Rightwing activists across the US have launched a nationwide campaign to undermine progressive politicians by depriving them of a major source of support and funding – public sector unions.
A network of conservative thinktanks with outposts in all 50 states has embarked on a “breakthrough” campaign designed to strike a “mortal blow” against the American left. The aim is to “defund and defang” unions representing government employees as the first step towards ensuring the permanent collapse of progressive politics. […]
The new assault is being spearheaded by the State Policy Network (SPN), an alliance of 66 state-based thinktanks, or “ideas factories” as it calls them, with a combined annual budget of $80m. As suggested by its slogan – “State solutions. National impact” – the group outlines an aim to construct a rightwing hegemony throughout the US, working from the bottom up.

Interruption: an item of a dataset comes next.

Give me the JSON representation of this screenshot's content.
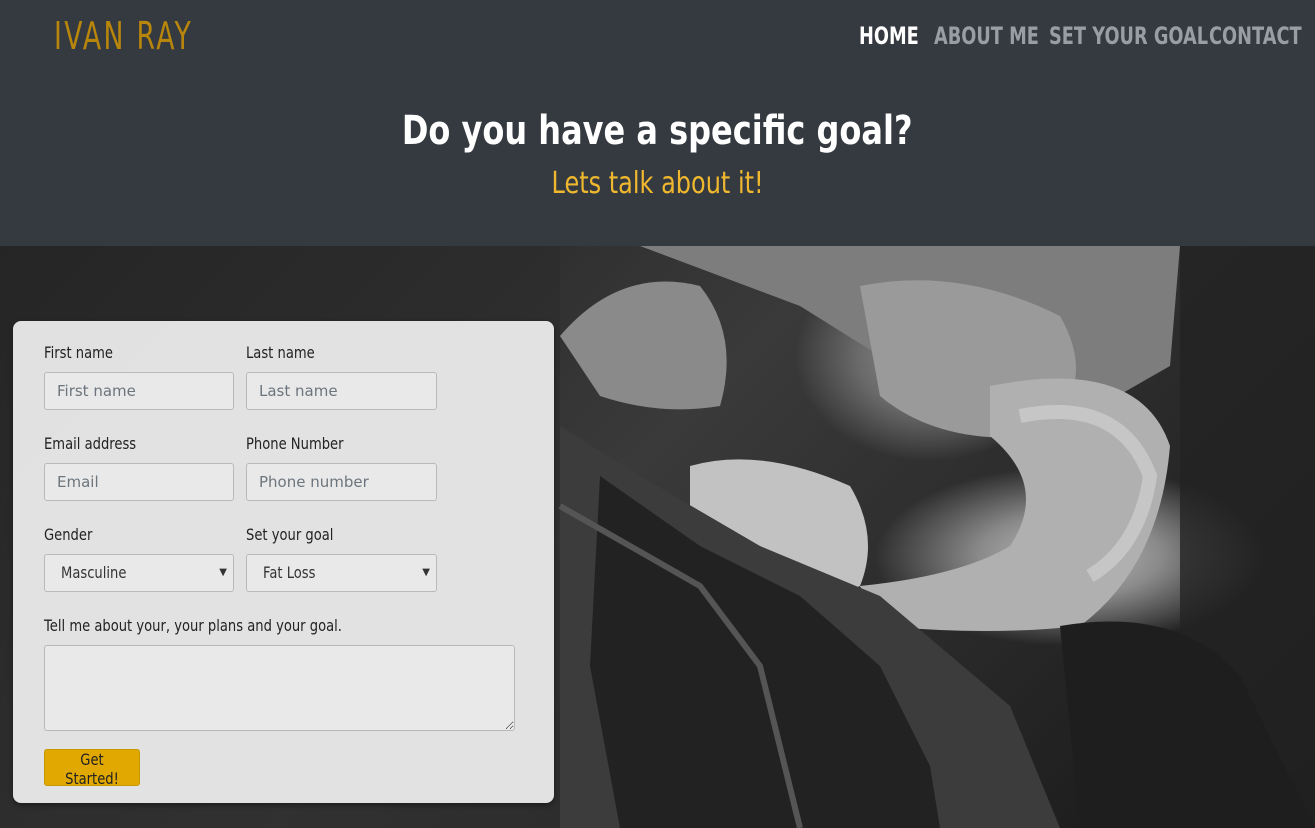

To do that, it first has to sweep aside the public sector unions and their historic ties to Democratic and progressive politicians. In a 10-page fundraising letter, part of a set of documents obtained by the Center for Media and Democracy and published by the Guardian today for the first time, SPN sets out its mission in frank language that does not disguise its partisan ambitions. […]
The target of such union-bashing, she openly admits, is to “defund and defang one of our freedom movement’s most powerful opponents, the government unions”. The long-term objective is to “deal a major blow to the left’s ability to control government at the state and national levels. I’m talking about permanently depriving the left from access to millions of dollars in dues extracted from unwilling union members every election cycle” (emphasis in original).
SPN will be discussing its anti-union and anti-left agenda on Wednesday at its annual meeting in San Antonio, Texas. Its morning session will look at how “labor reform” can be pursued with renewed vigor under the Trump administration.
A few points.
1) The Illinois Policy Institute is part of the State Policy Network. The Heartland Institute and the Institute for Truth in Accounting are also part of the network.
3) Here are photos of the front and back of what I’m told are a hotel key card used at the Texas conference…
The front of that card is a depiction of the Institute’s John Tillman.
…Adding… I really figured some of y’all would catch on to it, but since nobody has I’ll do it for you. Do you not notice the similarity between the depiction of Tillman on that key card and the Lincoln Memorial in DC?
Illinois residents have watched for years as their taxes go up while public services and schools deteriorate. But GOP Gov. Bruce Rauner will deliver Prairie Staters some good news Thursday by signing into law an inaugural state private-school choice program.
The Democratic legislature this week approved a $100 million tax-credit scholarship program along with a new school funding formula that provides an additional $450 million for the insolvent Chicago Public Schools. The Governor earlier this summer vetoed legislation that appropriated $300 million more for Chicago schools, but Democrats lacked the votes to override him.
Mr. Rauner demanded a private school tax-credit scholarship program in return for his signature, and Democrats ultimately conceded despite union protests. Illinois businesses and individuals will receive a 75% tax credit for donations that support scholarships for low-income kids to attend private schools. […]
As for Chicago, most of the state bailout will go toward propping up the teachers’ pension fund, which is 50% funded.